- **ASSIGNMENT**
Among the lines of the data, copy those that hold "title".
(INFORMATION SHOWN)
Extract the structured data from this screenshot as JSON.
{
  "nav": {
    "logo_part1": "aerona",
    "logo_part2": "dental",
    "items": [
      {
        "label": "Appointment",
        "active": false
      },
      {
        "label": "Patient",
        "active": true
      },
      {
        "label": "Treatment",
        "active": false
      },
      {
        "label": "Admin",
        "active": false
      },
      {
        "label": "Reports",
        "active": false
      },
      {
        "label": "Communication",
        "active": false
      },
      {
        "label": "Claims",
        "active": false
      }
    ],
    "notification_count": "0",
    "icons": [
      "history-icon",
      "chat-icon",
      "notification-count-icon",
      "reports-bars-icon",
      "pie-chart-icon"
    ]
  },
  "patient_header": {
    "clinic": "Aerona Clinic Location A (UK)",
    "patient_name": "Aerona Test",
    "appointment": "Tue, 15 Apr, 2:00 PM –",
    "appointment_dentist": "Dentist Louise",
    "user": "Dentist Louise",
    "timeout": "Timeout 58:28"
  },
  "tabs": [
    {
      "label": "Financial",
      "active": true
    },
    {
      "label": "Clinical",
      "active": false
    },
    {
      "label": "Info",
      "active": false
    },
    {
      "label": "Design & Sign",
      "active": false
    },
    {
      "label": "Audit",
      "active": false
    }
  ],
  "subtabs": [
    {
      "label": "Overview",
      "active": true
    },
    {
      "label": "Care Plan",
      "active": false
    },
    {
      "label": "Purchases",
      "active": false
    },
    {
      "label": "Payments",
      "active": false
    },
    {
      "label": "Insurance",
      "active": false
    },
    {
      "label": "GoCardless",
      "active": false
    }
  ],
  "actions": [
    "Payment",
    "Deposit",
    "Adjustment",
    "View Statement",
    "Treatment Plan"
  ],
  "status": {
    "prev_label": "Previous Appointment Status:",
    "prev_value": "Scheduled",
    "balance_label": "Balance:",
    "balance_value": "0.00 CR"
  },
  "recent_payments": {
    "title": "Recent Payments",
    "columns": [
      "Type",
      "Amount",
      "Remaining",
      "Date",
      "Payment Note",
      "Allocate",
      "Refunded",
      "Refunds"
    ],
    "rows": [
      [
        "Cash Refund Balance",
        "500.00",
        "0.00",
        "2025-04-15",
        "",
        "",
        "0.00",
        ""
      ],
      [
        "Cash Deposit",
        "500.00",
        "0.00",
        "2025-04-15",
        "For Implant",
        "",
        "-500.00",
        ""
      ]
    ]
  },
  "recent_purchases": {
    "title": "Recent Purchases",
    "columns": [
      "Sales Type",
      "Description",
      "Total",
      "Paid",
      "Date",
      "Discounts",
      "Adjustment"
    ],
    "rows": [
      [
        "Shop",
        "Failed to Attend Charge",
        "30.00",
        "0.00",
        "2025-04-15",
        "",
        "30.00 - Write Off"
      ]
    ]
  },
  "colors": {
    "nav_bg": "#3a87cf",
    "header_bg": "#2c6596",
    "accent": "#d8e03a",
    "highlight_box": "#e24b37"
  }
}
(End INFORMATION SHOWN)
- **SOLUTION TO THE EXERCISE**
    "title": "Recent Payments",
    "title": "Recent Purchases",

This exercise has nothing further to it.